→ WHAT IS REQUIRED:
In the entries that follow, find each line with the word "title" and copy it.

→ RECORDS PROVIDED:
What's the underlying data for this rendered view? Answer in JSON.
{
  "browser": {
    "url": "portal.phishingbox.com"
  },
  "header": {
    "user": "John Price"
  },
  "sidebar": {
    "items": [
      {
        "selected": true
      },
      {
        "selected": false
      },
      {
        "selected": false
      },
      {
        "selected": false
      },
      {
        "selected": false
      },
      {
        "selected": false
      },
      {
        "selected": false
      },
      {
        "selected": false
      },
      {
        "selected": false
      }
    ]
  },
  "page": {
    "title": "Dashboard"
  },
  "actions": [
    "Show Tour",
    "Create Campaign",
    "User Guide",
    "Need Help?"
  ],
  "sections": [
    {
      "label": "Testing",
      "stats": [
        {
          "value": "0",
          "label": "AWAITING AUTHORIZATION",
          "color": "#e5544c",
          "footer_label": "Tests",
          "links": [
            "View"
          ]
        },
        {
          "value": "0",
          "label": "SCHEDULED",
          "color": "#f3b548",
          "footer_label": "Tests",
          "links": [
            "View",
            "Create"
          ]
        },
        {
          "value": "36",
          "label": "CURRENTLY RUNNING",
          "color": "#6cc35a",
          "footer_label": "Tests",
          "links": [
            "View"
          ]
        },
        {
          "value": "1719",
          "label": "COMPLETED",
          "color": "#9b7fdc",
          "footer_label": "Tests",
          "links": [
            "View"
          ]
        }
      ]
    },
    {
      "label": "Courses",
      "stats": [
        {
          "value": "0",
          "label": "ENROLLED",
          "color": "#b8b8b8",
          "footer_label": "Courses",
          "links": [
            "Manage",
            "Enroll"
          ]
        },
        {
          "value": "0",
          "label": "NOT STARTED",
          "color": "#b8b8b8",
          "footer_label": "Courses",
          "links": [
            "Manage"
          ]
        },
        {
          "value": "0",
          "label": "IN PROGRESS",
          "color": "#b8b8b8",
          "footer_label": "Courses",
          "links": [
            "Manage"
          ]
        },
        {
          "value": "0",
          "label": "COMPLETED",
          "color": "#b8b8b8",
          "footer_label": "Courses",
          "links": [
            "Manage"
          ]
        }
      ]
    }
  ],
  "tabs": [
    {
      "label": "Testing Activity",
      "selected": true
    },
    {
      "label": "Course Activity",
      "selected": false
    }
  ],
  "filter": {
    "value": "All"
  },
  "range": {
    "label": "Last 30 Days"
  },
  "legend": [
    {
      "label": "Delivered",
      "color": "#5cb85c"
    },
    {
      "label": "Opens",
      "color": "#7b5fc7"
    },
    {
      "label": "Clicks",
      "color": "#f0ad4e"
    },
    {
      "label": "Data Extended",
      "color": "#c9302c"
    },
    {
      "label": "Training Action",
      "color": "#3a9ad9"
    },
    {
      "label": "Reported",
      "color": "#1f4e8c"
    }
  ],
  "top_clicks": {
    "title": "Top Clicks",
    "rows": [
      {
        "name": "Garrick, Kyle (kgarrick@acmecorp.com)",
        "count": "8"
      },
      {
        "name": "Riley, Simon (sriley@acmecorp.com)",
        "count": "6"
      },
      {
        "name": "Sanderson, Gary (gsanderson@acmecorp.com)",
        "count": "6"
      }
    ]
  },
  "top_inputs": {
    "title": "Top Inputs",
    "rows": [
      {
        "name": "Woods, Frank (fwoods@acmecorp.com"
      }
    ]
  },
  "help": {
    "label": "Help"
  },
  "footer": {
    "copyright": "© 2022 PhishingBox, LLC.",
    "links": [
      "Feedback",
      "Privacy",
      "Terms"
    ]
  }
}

→ ANSWER:
    "title": "Dashboard"
    "title": "Top Clicks",
    "title": "Top Inputs",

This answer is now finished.